── SOURCE MATERIAL

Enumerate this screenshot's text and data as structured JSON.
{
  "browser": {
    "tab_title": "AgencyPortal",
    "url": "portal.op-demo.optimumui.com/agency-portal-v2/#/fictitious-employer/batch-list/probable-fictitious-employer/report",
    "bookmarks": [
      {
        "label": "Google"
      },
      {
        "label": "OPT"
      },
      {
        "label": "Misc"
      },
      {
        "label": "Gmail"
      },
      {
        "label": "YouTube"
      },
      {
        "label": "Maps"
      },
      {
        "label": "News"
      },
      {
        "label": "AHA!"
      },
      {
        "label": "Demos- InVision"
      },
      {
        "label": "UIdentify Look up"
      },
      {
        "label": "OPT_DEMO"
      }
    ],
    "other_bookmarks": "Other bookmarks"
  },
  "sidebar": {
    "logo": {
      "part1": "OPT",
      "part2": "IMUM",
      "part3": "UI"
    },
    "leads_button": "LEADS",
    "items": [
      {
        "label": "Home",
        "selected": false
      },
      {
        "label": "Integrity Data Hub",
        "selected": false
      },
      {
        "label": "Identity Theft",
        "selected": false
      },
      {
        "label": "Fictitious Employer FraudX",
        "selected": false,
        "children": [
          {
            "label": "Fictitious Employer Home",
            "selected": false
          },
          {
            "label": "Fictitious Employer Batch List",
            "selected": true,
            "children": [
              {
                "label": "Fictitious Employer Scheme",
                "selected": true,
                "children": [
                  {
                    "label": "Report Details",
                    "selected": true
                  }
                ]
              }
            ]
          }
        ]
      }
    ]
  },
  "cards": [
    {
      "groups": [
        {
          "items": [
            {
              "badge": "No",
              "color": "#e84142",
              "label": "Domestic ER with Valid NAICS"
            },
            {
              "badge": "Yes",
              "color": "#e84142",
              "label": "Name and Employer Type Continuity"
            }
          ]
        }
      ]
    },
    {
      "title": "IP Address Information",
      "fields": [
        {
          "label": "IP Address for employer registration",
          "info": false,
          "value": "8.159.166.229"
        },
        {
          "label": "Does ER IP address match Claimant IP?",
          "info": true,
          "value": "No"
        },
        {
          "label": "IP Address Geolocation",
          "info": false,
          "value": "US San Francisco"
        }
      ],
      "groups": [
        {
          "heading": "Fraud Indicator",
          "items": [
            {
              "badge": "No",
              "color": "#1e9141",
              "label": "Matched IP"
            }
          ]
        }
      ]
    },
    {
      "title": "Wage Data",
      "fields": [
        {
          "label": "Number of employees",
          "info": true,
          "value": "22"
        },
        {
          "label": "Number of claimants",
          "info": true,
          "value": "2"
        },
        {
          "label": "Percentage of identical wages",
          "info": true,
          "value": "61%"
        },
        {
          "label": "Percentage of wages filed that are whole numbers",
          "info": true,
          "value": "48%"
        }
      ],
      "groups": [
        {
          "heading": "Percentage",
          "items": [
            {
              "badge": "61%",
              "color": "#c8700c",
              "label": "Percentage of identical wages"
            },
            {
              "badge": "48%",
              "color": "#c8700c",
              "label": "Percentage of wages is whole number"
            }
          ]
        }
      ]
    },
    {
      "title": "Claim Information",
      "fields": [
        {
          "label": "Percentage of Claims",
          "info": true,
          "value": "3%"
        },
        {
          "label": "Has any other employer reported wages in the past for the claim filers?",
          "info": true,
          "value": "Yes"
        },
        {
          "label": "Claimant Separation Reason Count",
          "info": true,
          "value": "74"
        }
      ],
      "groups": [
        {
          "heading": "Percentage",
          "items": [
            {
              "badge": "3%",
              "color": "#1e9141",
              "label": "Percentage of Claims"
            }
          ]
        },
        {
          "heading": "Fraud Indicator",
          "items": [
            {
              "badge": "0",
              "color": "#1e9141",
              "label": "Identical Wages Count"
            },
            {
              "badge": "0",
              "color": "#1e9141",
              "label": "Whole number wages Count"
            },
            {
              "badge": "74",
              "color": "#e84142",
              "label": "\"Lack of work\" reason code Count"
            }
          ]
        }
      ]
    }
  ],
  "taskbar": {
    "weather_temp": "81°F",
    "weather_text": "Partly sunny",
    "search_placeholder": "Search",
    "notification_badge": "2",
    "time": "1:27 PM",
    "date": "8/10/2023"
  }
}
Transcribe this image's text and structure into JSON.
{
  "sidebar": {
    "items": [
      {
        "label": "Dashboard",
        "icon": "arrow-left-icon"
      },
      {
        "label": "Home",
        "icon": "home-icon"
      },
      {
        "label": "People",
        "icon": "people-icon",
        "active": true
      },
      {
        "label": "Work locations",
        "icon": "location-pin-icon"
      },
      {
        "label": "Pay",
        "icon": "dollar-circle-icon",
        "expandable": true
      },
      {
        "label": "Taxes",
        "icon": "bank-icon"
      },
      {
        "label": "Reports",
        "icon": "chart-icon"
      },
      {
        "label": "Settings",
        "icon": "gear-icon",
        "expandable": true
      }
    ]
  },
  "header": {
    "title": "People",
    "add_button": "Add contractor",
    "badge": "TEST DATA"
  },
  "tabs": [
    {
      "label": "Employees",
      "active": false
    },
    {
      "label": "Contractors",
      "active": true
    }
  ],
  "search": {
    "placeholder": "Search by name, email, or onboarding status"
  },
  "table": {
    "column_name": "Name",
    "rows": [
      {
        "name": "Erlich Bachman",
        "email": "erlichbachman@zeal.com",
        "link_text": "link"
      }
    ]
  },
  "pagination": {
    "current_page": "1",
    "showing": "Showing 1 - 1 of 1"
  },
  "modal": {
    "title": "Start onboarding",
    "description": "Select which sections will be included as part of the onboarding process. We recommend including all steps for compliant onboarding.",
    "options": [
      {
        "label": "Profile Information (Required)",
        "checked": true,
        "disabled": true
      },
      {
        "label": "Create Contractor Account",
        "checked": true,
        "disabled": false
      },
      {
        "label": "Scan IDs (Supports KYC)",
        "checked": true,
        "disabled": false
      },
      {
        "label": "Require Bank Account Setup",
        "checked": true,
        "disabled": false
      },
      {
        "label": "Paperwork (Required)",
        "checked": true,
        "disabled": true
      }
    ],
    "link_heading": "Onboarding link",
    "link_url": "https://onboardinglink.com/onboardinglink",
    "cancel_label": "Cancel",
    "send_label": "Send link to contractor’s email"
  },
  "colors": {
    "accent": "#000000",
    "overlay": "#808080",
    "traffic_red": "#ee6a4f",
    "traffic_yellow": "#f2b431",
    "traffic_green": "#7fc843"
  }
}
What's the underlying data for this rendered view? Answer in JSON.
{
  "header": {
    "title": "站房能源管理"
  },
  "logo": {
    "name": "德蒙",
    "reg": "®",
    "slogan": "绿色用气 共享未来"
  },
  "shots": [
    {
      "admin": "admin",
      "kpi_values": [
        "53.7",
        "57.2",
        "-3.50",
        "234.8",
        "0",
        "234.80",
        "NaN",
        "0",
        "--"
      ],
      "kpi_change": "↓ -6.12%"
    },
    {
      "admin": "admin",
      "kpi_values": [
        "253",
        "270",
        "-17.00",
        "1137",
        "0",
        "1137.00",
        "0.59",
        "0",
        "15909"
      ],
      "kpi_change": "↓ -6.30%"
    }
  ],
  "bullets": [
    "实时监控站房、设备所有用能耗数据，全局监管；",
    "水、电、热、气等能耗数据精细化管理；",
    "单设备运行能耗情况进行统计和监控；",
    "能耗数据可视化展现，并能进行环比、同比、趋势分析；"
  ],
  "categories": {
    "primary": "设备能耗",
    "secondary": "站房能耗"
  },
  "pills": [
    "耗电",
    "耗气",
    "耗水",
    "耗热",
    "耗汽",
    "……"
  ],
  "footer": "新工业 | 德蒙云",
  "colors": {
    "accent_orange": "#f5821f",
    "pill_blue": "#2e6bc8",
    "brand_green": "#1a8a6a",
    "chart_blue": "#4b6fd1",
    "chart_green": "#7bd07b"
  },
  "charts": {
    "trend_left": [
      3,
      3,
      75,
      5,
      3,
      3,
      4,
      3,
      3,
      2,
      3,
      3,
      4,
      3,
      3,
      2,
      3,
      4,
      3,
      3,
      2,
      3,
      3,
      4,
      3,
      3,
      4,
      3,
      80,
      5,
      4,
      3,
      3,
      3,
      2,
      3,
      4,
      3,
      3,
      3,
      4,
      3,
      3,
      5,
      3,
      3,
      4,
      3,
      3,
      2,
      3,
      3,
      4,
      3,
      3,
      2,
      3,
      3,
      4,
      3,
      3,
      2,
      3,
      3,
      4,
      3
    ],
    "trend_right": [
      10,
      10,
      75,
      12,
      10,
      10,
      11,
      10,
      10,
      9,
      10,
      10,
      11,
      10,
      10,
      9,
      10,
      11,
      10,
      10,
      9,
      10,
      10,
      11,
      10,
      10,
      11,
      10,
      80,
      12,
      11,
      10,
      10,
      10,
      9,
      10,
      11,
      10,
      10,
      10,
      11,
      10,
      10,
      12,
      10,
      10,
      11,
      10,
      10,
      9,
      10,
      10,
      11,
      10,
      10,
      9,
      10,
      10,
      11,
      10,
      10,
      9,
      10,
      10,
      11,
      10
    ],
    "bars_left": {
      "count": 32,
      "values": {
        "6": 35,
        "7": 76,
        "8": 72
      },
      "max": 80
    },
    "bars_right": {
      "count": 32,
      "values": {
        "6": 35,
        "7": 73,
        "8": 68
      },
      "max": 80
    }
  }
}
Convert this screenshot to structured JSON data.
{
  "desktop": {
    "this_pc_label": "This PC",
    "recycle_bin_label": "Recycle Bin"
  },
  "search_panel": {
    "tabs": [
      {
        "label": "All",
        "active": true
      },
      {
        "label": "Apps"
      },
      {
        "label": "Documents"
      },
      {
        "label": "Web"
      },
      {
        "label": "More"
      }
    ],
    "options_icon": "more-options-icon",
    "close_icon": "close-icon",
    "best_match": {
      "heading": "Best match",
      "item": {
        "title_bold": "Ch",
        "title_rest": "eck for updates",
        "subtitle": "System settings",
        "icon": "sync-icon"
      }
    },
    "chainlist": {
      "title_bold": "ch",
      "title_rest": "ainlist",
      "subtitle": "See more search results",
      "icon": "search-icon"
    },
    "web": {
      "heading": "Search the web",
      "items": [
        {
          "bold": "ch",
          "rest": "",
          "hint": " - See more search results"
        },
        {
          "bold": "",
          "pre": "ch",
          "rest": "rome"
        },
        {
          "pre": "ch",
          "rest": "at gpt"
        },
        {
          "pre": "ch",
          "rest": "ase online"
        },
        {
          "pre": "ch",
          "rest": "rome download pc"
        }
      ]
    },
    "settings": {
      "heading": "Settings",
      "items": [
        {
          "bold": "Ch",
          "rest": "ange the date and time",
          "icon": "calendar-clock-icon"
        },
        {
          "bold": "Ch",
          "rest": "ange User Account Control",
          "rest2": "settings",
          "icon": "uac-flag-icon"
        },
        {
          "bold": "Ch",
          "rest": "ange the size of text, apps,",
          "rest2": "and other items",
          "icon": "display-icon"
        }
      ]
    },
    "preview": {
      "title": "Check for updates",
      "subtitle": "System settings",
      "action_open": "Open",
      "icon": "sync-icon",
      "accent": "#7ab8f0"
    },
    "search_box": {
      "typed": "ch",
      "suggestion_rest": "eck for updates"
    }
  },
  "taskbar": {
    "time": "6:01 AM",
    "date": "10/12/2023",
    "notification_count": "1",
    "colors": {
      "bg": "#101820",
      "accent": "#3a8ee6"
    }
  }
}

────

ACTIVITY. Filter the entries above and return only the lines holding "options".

RESPONSE TO THIS EXERCISE.
    "options": [
    "options_icon": "more-options-icon",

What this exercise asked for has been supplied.